There is something about matches between the duo that ensures they will live long in the memory of some of tennis' unforgettable matches.
For sheer sporting drama, yesterday's fourth-round encounter at the French Open did not rival the two times Murray has fought back from two sets to love down, once at Wimbledon and once at Roland Garros.
But the role of the crowd in the Scotsman's 1-6, 6-4, 6-1, 6-2 triumph coupled with some brilliant shot-making marked it out as one to be treasured.
Murray was booed as he walked on court, and two and a half hours later it seemed to take an eternity for him to serve out the victory as the Court Philippe Chatrier patrons willed their man on in an ultimately futile cause.
Some players might have wilted, but Murray loved it.
"I wouldn't say it got too much," said the 25-year-old. "It was almost like playing a football match. And I like football.

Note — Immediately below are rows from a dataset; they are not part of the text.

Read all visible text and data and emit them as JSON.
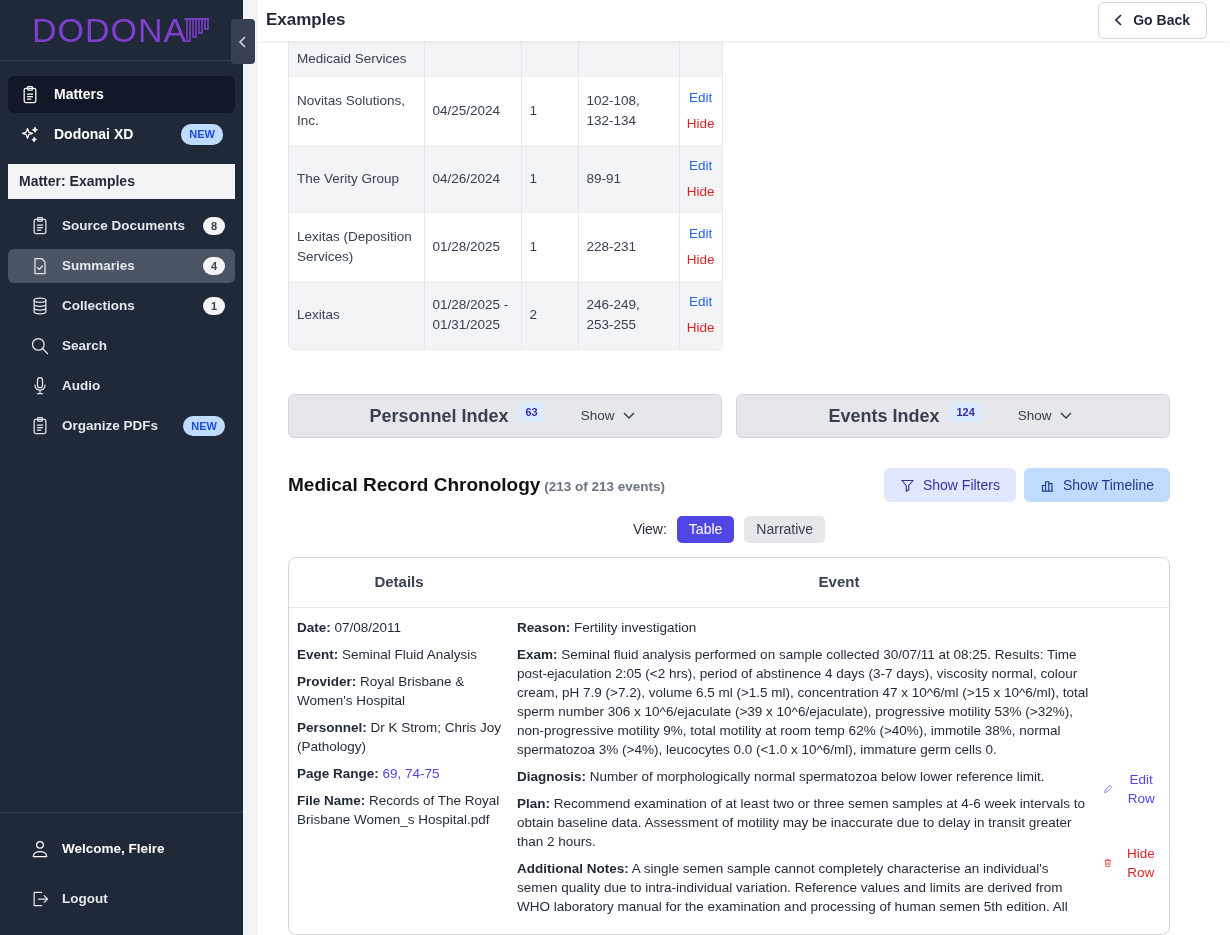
{
  "logo": {
    "text": "DODONA"
  },
  "nav": [
    {
      "label": "Matters",
      "selected": true
    },
    {
      "label": "Dodonai XD",
      "tag": "NEW",
      "selected": false
    }
  ],
  "matter_heading": "Matter: Examples",
  "sub_nav": [
    {
      "label": "Source Documents",
      "count": "8",
      "selected": false
    },
    {
      "label": "Summaries",
      "count": "4",
      "selected": true
    },
    {
      "label": "Collections",
      "count": "1",
      "selected": false
    },
    {
      "label": "Search",
      "selected": false
    },
    {
      "label": "Audio",
      "selected": false
    },
    {
      "label": "Organize PDFs",
      "tag": "NEW",
      "selected": false
    }
  ],
  "footer": [
    {
      "label": "Welcome, Fleire",
      "kind": "welcome"
    },
    {
      "label": "Logout",
      "kind": "link"
    }
  ],
  "header": {
    "title": "Examples",
    "back_button": "Go Back"
  },
  "providers_table": {
    "rows": [
      {
        "cells": [
          "Medicaid Services",
          "",
          "",
          ""
        ]
      },
      {
        "cells": [
          "Novitas Solutions, Inc.",
          "04/25/2024",
          "1",
          "102-108, 132-134"
        ],
        "edit": "Edit",
        "hide": "Hide"
      },
      {
        "cells": [
          "The Verity Group",
          "04/26/2024",
          "1",
          "89-91"
        ],
        "edit": "Edit",
        "hide": "Hide"
      },
      {
        "cells": [
          "Lexitas (Deposition Services)",
          "01/28/2025",
          "1",
          "228-231"
        ],
        "edit": "Edit",
        "hide": "Hide"
      },
      {
        "cells": [
          "Lexitas",
          "01/28/2025 - 01/31/2025",
          "2",
          "246-249, 253-255"
        ],
        "edit": "Edit",
        "hide": "Hide"
      }
    ]
  },
  "indexes": [
    {
      "title": "Personnel Index",
      "count": "63",
      "toggle": "Show"
    },
    {
      "title": "Events Index",
      "count": "124",
      "toggle": "Show"
    }
  ],
  "chronology": {
    "title": "Medical Record Chronology",
    "subtitle": "(213 of 213 events)",
    "filter_button": "Show Filters",
    "timeline_button": "Show Timeline",
    "view_label": "View:",
    "views": [
      {
        "label": "Table",
        "selected": true
      },
      {
        "label": "Narrative",
        "selected": false
      }
    ],
    "columns": [
      "Details",
      "Event"
    ],
    "rows": [
      {
        "details": [
          {
            "label": "Date:",
            "value": "07/08/2011",
            "kind": "text"
          },
          {
            "label": "Event:",
            "value": "Seminal Fluid Analysis",
            "kind": "text"
          },
          {
            "label": "Provider:",
            "value": "Royal Brisbane & Women's Hospital",
            "kind": "text"
          },
          {
            "label": "Personnel:",
            "value": "Dr K Strom; Chris Joy (Pathology)",
            "kind": "text"
          },
          {
            "label": "Page Range:",
            "value": "69, 74-75",
            "kind": "link"
          },
          {
            "label": "File Name:",
            "value": "Records of The Royal Brisbane Women_s Hospital.pdf",
            "kind": "text"
          }
        ],
        "event": [
          {
            "label": "Reason:",
            "text": "Fertility investigation"
          },
          {
            "label": "Exam:",
            "text": "Seminal fluid analysis performed on sample collected 30/07/11 at 08:25. Results: Time post-ejaculation 2:05 (<2 hrs), period of abstinence 4 days (3-7 days), viscosity normal, colour cream, pH 7.9 (>7.2), volume 6.5 ml (>1.5 ml), concentration 47 x 10^6/ml (>15 x 10^6/ml), total sperm number 306 x 10^6/ejaculate (>39 x 10^6/ejaculate), progressive motility 53% (>32%), non-progressive motility 9%, total motility at room temp 62% (>40%), immotile 38%, normal spermatozoa 3% (>4%), leucocytes 0.0 (<1.0 x 10^6/ml), immature germ cells 0."
          },
          {
            "label": "Diagnosis:",
            "text": "Number of morphologically normal spermatozoa below lower reference limit."
          },
          {
            "label": "Plan:",
            "text": "Recommend examination of at least two or three semen samples at 4-6 week intervals to obtain baseline data. Assessment of motility may be inaccurate due to delay in transit greater than 2 hours."
          },
          {
            "label": "Additional Notes:",
            "text": "A single semen sample cannot completely characterise an individual's semen quality due to intra-individual variation. Reference values and limits are derived from WHO laboratory manual for the examination and processing of human semen 5th edition. All"
          }
        ],
        "edit_row": "Edit Row",
        "hide_row": "Hide Row"
      }
    ]
  }
}
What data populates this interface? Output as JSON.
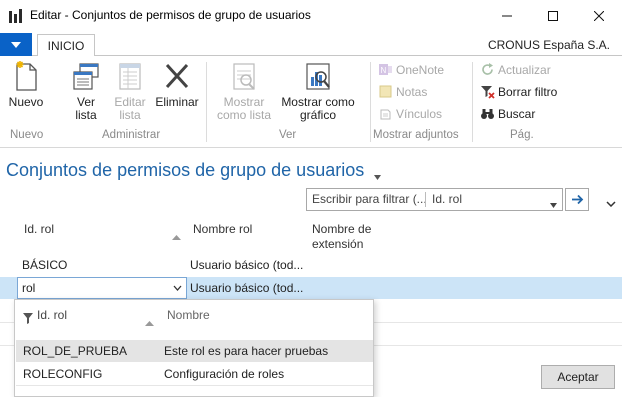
{
  "window": {
    "title": "Editar - Conjuntos de permisos de grupo de usuarios"
  },
  "ribbon": {
    "tab": "INICIO",
    "company": "CRONUS España S.A.",
    "buttons": {
      "nuevo": "Nuevo",
      "ver_lista": "Ver lista",
      "ver_lista_1": "Ver",
      "ver_lista_2": "lista",
      "editar_lista_1": "Editar",
      "editar_lista_2": "lista",
      "eliminar": "Eliminar",
      "mostrar_lista_1": "Mostrar",
      "mostrar_lista_2": "como lista",
      "mostrar_grafico_1": "Mostrar como",
      "mostrar_grafico_2": "gráfico",
      "onenote": "OneNote",
      "notas": "Notas",
      "vinculos": "Vínculos",
      "actualizar": "Actualizar",
      "borrar_filtro": "Borrar filtro",
      "buscar": "Buscar"
    },
    "groups": {
      "nuevo": "Nuevo",
      "administrar": "Administrar",
      "ver": "Ver",
      "mostrar_adjuntos": "Mostrar adjuntos",
      "pag": "Pág."
    }
  },
  "page": {
    "title": "Conjuntos de permisos de grupo de usuarios"
  },
  "filter": {
    "placeholder": "Escribir para filtrar (...",
    "field": "Id. rol"
  },
  "grid": {
    "headers": {
      "id_rol": "Id. rol",
      "nombre_rol": "Nombre rol",
      "nombre_ext_1": "Nombre de",
      "nombre_ext_2": "extensión"
    },
    "rows": [
      {
        "id": "BÁSICO",
        "nombre": "Usuario básico (tod..."
      },
      {
        "id": "rol",
        "nombre": "Usuario básico (tod..."
      }
    ]
  },
  "lookup": {
    "headers": {
      "id": "Id. rol",
      "nombre": "Nombre"
    },
    "rows": [
      {
        "id": "ROL_DE_PRUEBA",
        "nombre": "Este rol es para hacer pruebas"
      },
      {
        "id": "ROLECONFIG",
        "nombre": "Configuración de roles"
      }
    ]
  },
  "footer": {
    "accept": "Aceptar"
  },
  "colors": {
    "accent_blue": "#2065a8",
    "ribbon_menu": "#0a62c7",
    "selected_row": "#cce4f7",
    "lookup_selected": "#e4e4e4"
  }
}
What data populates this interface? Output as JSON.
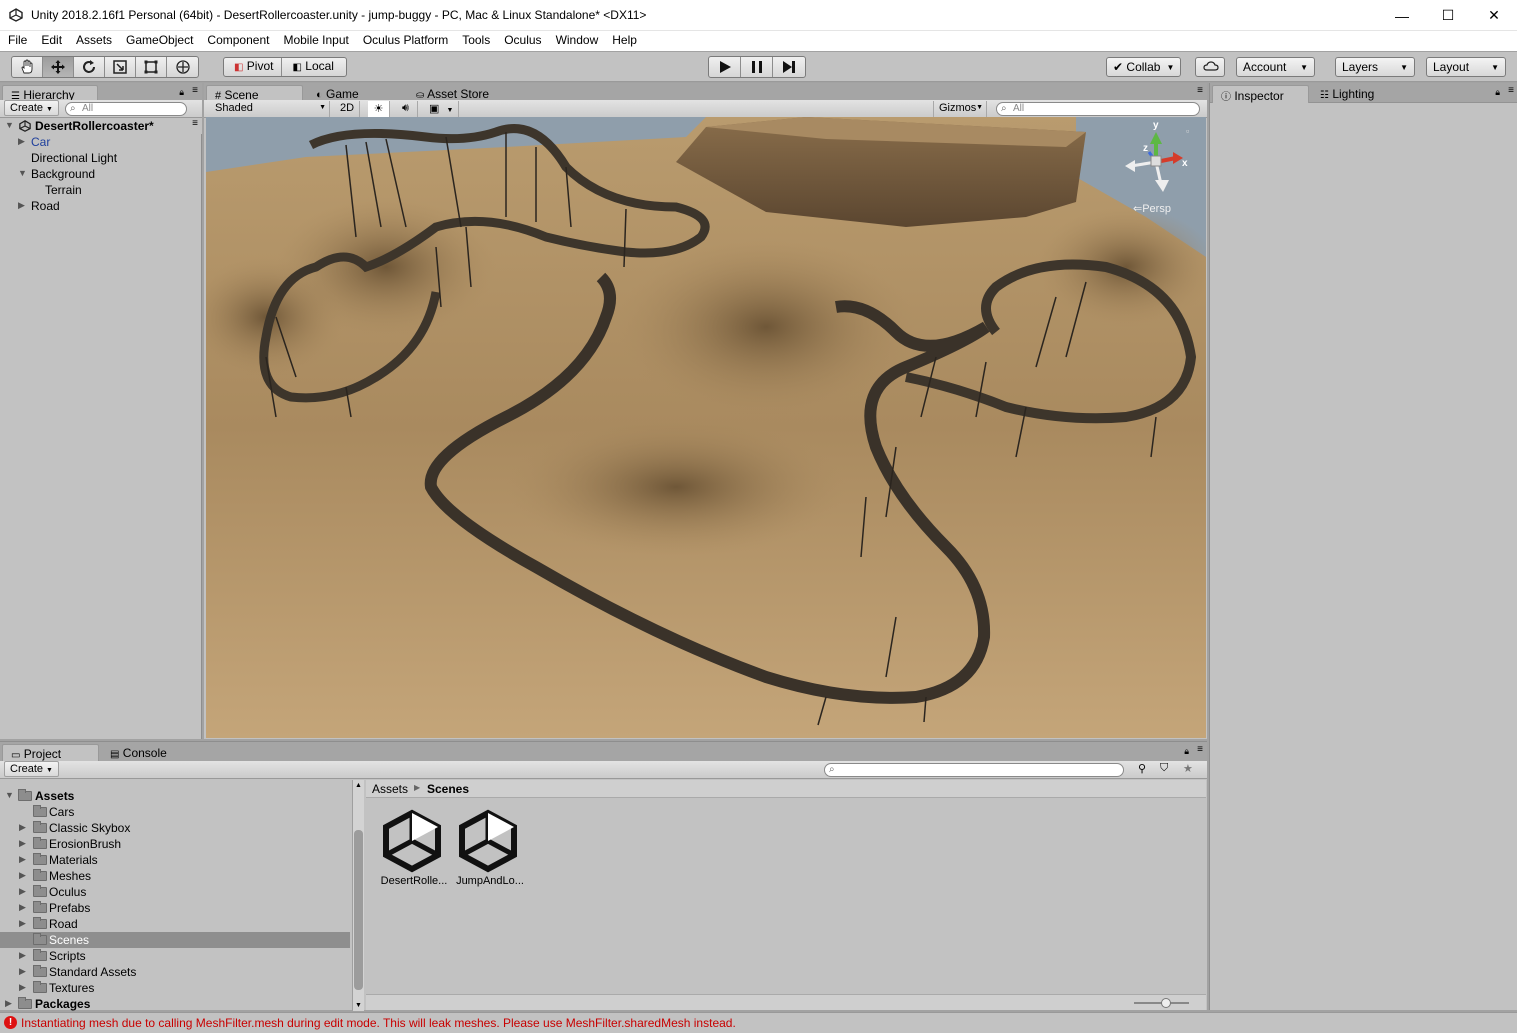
{
  "window": {
    "title": "Unity 2018.2.16f1 Personal (64bit) - DesertRollercoaster.unity - jump-buggy - PC, Mac & Linux Standalone* <DX11>",
    "minimize": "—",
    "maximize": "☐",
    "close": "✕"
  },
  "menu": [
    "File",
    "Edit",
    "Assets",
    "GameObject",
    "Component",
    "Mobile Input",
    "Oculus Platform",
    "Tools",
    "Oculus",
    "Window",
    "Help"
  ],
  "toolbar": {
    "pivot": "Pivot",
    "local": "Local",
    "collab": "Collab",
    "account": "Account",
    "layers": "Layers",
    "layout": "Layout"
  },
  "hierarchy": {
    "tab": "Hierarchy",
    "create": "Create",
    "search_placeholder": "All",
    "scene_name": "DesertRollercoaster*",
    "items": [
      {
        "label": "Car",
        "indent": 1,
        "expandable": true,
        "prefab": true
      },
      {
        "label": "Directional Light",
        "indent": 1,
        "expandable": false,
        "prefab": false
      },
      {
        "label": "Background",
        "indent": 1,
        "expandable": true,
        "expanded": true,
        "prefab": false
      },
      {
        "label": "Terrain",
        "indent": 2,
        "expandable": false,
        "prefab": false
      },
      {
        "label": "Road",
        "indent": 1,
        "expandable": true,
        "prefab": false
      }
    ]
  },
  "scene": {
    "tabs": [
      "Scene",
      "Game",
      "Asset Store"
    ],
    "shading_mode": "Shaded",
    "mode_2d": "2D",
    "gizmos": "Gizmos",
    "search_placeholder": "All",
    "projection": "Persp",
    "axis_x": "x",
    "axis_y": "y",
    "axis_z": "z"
  },
  "inspector": {
    "tabs": [
      "Inspector",
      "Lighting"
    ]
  },
  "project": {
    "tabs": [
      "Project",
      "Console"
    ],
    "create": "Create",
    "breadcrumb": [
      "Assets",
      "Scenes"
    ],
    "root_folder": "Assets",
    "folders": [
      {
        "label": "Cars",
        "expandable": false
      },
      {
        "label": "Classic Skybox",
        "expandable": true
      },
      {
        "label": "ErosionBrush",
        "expandable": true
      },
      {
        "label": "Materials",
        "expandable": true
      },
      {
        "label": "Meshes",
        "expandable": true
      },
      {
        "label": "Oculus",
        "expandable": true
      },
      {
        "label": "Prefabs",
        "expandable": true
      },
      {
        "label": "Road",
        "expandable": true
      },
      {
        "label": "Scenes",
        "expandable": false,
        "selected": true
      },
      {
        "label": "Scripts",
        "expandable": true
      },
      {
        "label": "Standard Assets",
        "expandable": true
      },
      {
        "label": "Textures",
        "expandable": true
      }
    ],
    "packages_folder": "Packages",
    "assets": [
      {
        "label": "DesertRolle...",
        "type": "scene"
      },
      {
        "label": "JumpAndLo...",
        "type": "scene"
      }
    ]
  },
  "status": {
    "message": "Instantiating mesh due to calling MeshFilter.mesh during edit mode. This will leak meshes. Please use MeshFilter.sharedMesh instead.",
    "color": "#c80000"
  }
}
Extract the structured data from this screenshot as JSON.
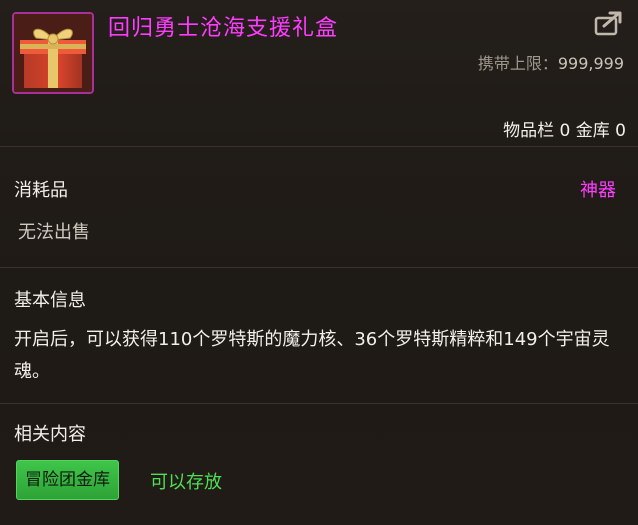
{
  "item": {
    "name": "回归勇士沧海支援礼盒",
    "icon": "gift-box-icon",
    "carry_limit_label": "携带上限：",
    "carry_limit_value": "999,999",
    "storage": "物品栏 0 金库 0"
  },
  "properties": {
    "type": "消耗品",
    "rarity": "神器",
    "trade": "无法出售"
  },
  "basic_info": {
    "heading": "基本信息",
    "description": "开启后，可以获得110个罗特斯的魔力核、36个罗特斯精粹和149个宇宙灵魂。"
  },
  "related": {
    "heading": "相关内容",
    "tag_label": "冒险团金库",
    "tag_status": "可以存放"
  },
  "colors": {
    "rarity_artifact": "#ff3cff",
    "storable_green": "#4ee052",
    "tag_green": "#3fc54a"
  }
}
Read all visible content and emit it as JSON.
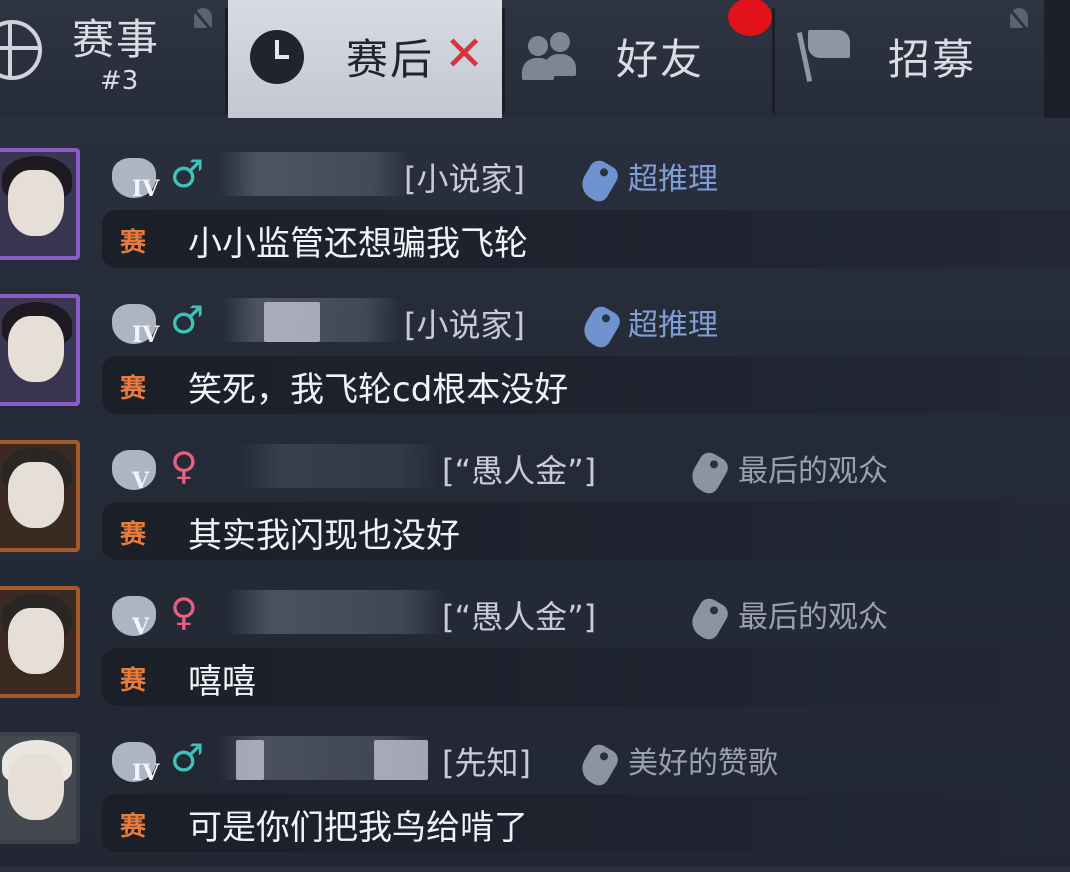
{
  "tabs": {
    "events": {
      "label": "赛事",
      "sub": "#3"
    },
    "post_match": {
      "label": "赛后"
    },
    "friends": {
      "label": "好友"
    },
    "recruit": {
      "label": "招募"
    }
  },
  "colors": {
    "accent_red": "#e2121b",
    "male": "#3fc2b8",
    "female": "#e7607e",
    "channel": "#e97b3c",
    "badge_blue": "#7e9ed4"
  },
  "messages": [
    {
      "rank": "IV",
      "gender_symbol": "♂",
      "title": "[小说家]",
      "badge": "超推理",
      "channel": "赛",
      "text": "小小监管还想骗我飞轮"
    },
    {
      "rank": "IV",
      "gender_symbol": "♂",
      "title": "[小说家]",
      "badge": "超推理",
      "channel": "赛",
      "text": "笑死，我飞轮cd根本没好"
    },
    {
      "rank": "V",
      "gender_symbol": "♀",
      "title": "[“愚人金”]",
      "badge": "最后的观众",
      "channel": "赛",
      "text": "其实我闪现也没好"
    },
    {
      "rank": "V",
      "gender_symbol": "♀",
      "title": "[“愚人金”]",
      "badge": "最后的观众",
      "channel": "赛",
      "text": "嘻嘻"
    },
    {
      "rank": "IV",
      "gender_symbol": "♂",
      "title": "[先知]",
      "badge": "美好的赞歌",
      "channel": "赛",
      "text": "可是你们把我鸟给啃了"
    }
  ]
}
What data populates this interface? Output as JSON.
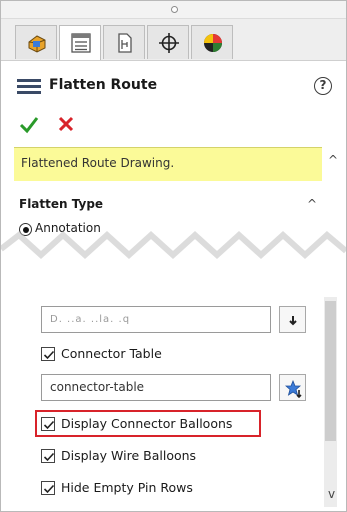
{
  "panel": {
    "title": "Flatten Route",
    "help": "?"
  },
  "tabs": [
    {
      "name": "feature-manager-tab",
      "active": false
    },
    {
      "name": "property-manager-tab",
      "active": true
    },
    {
      "name": "configuration-manager-tab",
      "active": false
    },
    {
      "name": "dimxpert-manager-tab",
      "active": false
    },
    {
      "name": "display-manager-tab",
      "active": false
    }
  ],
  "actions": {
    "ok": "✔",
    "cancel": "✖"
  },
  "message": "Flattened Route Drawing.",
  "flatten_type": {
    "title": "Flatten Type",
    "option": "Annotation",
    "selected": true
  },
  "drawing_field": {
    "value": "D. ..a. ..la. .q"
  },
  "connector_table": {
    "label": "Connector Table",
    "checked": true,
    "template_value": "connector-table"
  },
  "options": [
    {
      "label": "Display Connector Balloons",
      "checked": true,
      "highlighted": true
    },
    {
      "label": "Display Wire Balloons",
      "checked": true,
      "highlighted": false
    },
    {
      "label": "Hide Empty Pin Rows",
      "checked": true,
      "highlighted": false
    }
  ],
  "colors": {
    "message_bg": "#fbfa98",
    "highlight": "#d8232a",
    "ok": "#2a9a2a",
    "cancel": "#d8232a"
  }
}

I enjoyed myself on the court today.
"It's the most fun I've had on the court in a while, so I wasn't shying away from the fact that the crowd wanted me to lose.
"I've played Davis Cup a few times away from home but that was probably one of the most hostile atmospheres that I've played in."
The end could not have been more different than the start, when Murray, in cold conditions not helpful to his troublesome back, lost the first seven points and was broken twice in three games.
But once again Gasquet, whose mental weakness has been his big undoing, could not hold on to his advantage, with the turning point coming when Murray edged the second set.
Reflecting on his past comebacks against the Frenchman, Murray said: "I guess it plays on his mind. When I went a set behind it was obviously tough and he was playing the better tennis.
"But I knew if I hung in – he seemed a little bit like he didn't want to play that many long rallies.
"He was going for big shots early in the rallies, and once I managed to get into some longer rallies and see his game a bit better, then that was what changed the match."
Next up for Murray is sixth seed David Ferrer, who he has never beaten on clay, and even if he gets past the gritty Spaniard there is a huge obstacle looming in the shape of Rafael Nadal.
The six-time champion won a staggering 17 games in a row in beating Juan Monaco 6-2 6-0 6-0, and then apologised to his friend for the scoreline.
In the women's draw, second seed Maria Sharapova survived a close encounter of 21 service breaks with Klara Zakopalova but defending champion Li Na lost to qualifier Yaroslava Shvedova.
Today, Novak Djokovic faces Jo-Wilfried Tsonga and Roger Federer meets Juan Martin Del Potro in two blockbuster quarter-finals.